The national subsidy for school milk will be retained, junior DEFRA minister Lord Bach announced on Friday 13 January.

Lord Bach said: “Along with my colleagues from the Department for Education and Skills and the Department of Health I have considered all relevant factors including the recommendations in the recent report. We have agreed that the scheme has a valuable role to play and should remain unchanged. “

The EU subsidy on school milk was reduced in 2000. Since 1st January 2001 the UK government has provided national aid to supplement the EU subsidy. The government provides an annual maximum of £1.5m in England, funded jointly by DEFRA, Department for Education and Skills and the Department of Health. 

It had been feared that following a report by economic consultants London Economics that the subsidy would be withdrawn.

The report concluded that the funds were an inefficient use of public money.

This money, it said, would be better directed at a promotional campaign to improve awareness amongst children of the nutritional benefits of milk.

James Withers, communications director at NFU Scotland welcomed the announcement, but asked Labour to fulfil its promise made in 1997 of free school milk for children in Scotland.

“Common sense has won the day.  Of course it’s important that the scheme is efficient, but for NFUS this was always about far more than the £1.5 million budget.  It was about the government’s commitment to its own health campaigns.  

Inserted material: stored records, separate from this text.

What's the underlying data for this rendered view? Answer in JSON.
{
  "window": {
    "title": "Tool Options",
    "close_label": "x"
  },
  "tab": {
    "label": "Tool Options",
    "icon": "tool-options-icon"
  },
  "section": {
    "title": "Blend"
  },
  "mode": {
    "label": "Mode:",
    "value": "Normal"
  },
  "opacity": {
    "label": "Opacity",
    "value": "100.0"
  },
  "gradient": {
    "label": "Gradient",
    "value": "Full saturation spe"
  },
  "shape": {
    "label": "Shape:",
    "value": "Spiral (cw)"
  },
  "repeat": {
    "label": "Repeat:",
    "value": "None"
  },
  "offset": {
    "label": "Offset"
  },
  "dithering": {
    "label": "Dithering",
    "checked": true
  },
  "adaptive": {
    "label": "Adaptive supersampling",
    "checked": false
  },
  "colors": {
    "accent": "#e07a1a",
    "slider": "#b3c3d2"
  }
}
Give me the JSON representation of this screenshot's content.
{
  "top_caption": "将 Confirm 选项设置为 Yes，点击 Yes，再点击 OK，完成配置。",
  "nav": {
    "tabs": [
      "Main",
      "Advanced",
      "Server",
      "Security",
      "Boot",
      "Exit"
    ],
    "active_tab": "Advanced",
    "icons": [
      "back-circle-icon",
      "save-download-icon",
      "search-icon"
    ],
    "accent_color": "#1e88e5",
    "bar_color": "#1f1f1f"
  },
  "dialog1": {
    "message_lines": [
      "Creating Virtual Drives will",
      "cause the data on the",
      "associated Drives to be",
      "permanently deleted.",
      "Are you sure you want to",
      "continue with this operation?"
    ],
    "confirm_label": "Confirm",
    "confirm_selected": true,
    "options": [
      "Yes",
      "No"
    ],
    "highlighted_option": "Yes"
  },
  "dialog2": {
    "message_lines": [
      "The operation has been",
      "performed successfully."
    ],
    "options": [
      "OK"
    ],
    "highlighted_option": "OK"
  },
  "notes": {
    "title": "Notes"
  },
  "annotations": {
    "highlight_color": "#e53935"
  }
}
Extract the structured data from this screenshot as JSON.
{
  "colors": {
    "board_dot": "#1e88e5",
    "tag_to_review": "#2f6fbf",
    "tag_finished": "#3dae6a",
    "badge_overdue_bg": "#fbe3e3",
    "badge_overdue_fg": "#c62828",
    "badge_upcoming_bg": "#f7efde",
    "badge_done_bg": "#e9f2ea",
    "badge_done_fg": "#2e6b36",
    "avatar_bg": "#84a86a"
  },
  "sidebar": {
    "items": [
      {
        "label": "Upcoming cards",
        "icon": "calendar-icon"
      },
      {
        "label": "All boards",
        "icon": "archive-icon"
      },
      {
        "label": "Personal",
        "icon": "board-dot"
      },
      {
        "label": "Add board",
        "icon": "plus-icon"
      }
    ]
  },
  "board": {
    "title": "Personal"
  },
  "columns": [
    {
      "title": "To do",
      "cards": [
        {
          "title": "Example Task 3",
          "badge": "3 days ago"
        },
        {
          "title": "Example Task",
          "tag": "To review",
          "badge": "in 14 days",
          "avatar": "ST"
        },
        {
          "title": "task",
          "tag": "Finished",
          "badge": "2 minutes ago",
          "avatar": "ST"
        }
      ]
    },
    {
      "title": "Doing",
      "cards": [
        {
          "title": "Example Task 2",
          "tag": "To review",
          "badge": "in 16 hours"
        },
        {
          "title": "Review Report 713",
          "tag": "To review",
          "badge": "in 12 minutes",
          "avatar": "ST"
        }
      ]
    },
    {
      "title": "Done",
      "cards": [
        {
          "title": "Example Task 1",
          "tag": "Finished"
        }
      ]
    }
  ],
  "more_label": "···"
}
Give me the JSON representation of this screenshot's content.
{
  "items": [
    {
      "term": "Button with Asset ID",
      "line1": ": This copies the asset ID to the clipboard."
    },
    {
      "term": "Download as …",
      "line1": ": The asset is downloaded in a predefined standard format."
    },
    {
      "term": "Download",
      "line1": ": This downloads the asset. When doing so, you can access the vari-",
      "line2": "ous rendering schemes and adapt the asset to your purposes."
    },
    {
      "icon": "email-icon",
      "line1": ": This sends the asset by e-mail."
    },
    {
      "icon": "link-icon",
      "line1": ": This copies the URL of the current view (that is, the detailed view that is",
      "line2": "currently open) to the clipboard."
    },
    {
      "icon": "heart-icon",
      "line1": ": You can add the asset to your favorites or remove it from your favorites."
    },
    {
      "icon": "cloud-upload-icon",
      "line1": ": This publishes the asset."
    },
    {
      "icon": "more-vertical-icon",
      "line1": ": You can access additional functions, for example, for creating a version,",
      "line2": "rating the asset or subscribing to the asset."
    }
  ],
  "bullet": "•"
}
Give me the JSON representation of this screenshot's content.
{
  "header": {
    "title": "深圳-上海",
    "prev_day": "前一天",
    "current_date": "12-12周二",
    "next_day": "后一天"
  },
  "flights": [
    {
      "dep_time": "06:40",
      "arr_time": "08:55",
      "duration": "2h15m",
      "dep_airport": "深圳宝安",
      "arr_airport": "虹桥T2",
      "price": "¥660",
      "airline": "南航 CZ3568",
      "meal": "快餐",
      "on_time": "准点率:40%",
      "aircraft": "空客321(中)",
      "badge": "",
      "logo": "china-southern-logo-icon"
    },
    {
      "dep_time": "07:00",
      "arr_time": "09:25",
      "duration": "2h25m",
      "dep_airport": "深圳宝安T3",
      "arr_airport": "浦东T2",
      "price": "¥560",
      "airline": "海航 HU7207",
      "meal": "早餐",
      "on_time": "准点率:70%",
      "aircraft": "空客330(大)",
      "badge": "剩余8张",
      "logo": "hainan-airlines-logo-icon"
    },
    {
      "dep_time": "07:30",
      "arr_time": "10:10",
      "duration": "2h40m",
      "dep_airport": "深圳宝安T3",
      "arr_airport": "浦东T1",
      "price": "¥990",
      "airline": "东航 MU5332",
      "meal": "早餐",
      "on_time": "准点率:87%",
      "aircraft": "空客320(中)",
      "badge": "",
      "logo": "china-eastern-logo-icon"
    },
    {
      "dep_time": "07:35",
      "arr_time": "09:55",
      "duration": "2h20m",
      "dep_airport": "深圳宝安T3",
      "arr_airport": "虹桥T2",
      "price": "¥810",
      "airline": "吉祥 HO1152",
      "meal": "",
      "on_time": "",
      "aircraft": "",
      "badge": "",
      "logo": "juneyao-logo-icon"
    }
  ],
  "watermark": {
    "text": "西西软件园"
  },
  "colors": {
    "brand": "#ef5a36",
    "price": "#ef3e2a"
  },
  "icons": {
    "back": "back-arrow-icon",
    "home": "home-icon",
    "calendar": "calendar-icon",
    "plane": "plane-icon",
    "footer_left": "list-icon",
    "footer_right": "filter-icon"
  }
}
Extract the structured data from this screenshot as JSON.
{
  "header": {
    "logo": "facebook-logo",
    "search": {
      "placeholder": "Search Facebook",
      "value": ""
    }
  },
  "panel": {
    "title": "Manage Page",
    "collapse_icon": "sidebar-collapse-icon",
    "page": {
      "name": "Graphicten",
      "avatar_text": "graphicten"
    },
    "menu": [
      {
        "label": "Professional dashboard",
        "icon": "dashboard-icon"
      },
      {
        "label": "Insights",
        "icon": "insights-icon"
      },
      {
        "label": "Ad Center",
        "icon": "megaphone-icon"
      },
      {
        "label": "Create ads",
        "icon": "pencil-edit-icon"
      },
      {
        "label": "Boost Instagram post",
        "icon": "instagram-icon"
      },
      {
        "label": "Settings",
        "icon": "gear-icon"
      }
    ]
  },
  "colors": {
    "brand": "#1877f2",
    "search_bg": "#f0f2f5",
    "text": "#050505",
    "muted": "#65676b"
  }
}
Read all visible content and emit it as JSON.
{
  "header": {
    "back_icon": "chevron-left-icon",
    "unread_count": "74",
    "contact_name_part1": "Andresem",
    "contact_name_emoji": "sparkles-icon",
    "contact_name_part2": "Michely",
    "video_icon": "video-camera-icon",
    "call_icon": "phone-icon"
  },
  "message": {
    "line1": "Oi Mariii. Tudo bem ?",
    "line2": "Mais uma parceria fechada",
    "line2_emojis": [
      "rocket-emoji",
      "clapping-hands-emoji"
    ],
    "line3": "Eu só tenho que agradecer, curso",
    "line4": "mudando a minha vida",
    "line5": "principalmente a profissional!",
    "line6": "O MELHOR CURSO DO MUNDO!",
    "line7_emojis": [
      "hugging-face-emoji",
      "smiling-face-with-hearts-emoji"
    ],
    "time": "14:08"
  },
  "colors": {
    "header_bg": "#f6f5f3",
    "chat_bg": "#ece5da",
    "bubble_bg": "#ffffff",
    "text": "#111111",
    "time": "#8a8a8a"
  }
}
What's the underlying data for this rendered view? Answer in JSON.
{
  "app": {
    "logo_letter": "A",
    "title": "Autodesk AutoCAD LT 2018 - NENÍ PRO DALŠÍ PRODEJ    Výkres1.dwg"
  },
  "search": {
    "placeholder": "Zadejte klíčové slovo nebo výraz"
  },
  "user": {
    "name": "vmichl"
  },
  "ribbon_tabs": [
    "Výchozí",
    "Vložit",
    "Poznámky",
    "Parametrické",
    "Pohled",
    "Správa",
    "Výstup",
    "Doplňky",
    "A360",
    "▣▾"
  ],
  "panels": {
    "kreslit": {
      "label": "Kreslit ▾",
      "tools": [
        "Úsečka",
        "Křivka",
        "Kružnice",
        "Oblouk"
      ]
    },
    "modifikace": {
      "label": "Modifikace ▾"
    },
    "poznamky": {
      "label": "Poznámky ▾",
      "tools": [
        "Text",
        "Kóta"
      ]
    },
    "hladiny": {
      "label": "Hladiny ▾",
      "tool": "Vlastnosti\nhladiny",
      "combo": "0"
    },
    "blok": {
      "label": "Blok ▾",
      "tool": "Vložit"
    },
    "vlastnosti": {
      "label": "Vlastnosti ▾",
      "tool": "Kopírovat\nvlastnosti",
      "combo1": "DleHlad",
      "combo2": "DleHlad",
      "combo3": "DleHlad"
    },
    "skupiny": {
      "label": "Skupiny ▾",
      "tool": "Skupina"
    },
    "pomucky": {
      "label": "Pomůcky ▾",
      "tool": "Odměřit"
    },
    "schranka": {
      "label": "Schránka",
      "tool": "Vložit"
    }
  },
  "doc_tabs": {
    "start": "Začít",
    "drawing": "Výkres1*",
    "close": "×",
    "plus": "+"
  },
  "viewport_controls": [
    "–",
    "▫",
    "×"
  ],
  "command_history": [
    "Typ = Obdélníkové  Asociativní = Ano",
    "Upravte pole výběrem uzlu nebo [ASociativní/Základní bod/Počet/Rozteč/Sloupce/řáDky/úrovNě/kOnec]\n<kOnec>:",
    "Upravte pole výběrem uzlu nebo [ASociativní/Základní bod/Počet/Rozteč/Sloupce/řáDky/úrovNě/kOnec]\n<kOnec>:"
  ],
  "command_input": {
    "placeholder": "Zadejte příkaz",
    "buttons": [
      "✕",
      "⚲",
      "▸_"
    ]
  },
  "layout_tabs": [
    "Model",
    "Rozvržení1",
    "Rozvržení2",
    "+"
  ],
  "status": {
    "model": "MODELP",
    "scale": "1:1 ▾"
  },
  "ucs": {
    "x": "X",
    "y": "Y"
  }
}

“I am pleased that the health and education departments weighed in on this issue, proving that talk of joined-up government is not always rhetoric.  I suspect the embarassment factor of ‘milk snatcher’ headlines and the significant and immediate backlash from the industry was the reason we’ve just had one of the shortest government reviews I can think of.

“The fact is the school milk scheme works and is more important now than ever given the country’s woeful health record.  However, I don’t think this should be considered the end of the whole issue.  The take-up of the scheme across Scotland remains patchy. 

“When labour came to power, they pledged to re-introduce free school milk to all schools.  Nine years later and we’re still waiting for that commitment to be fully honoured.”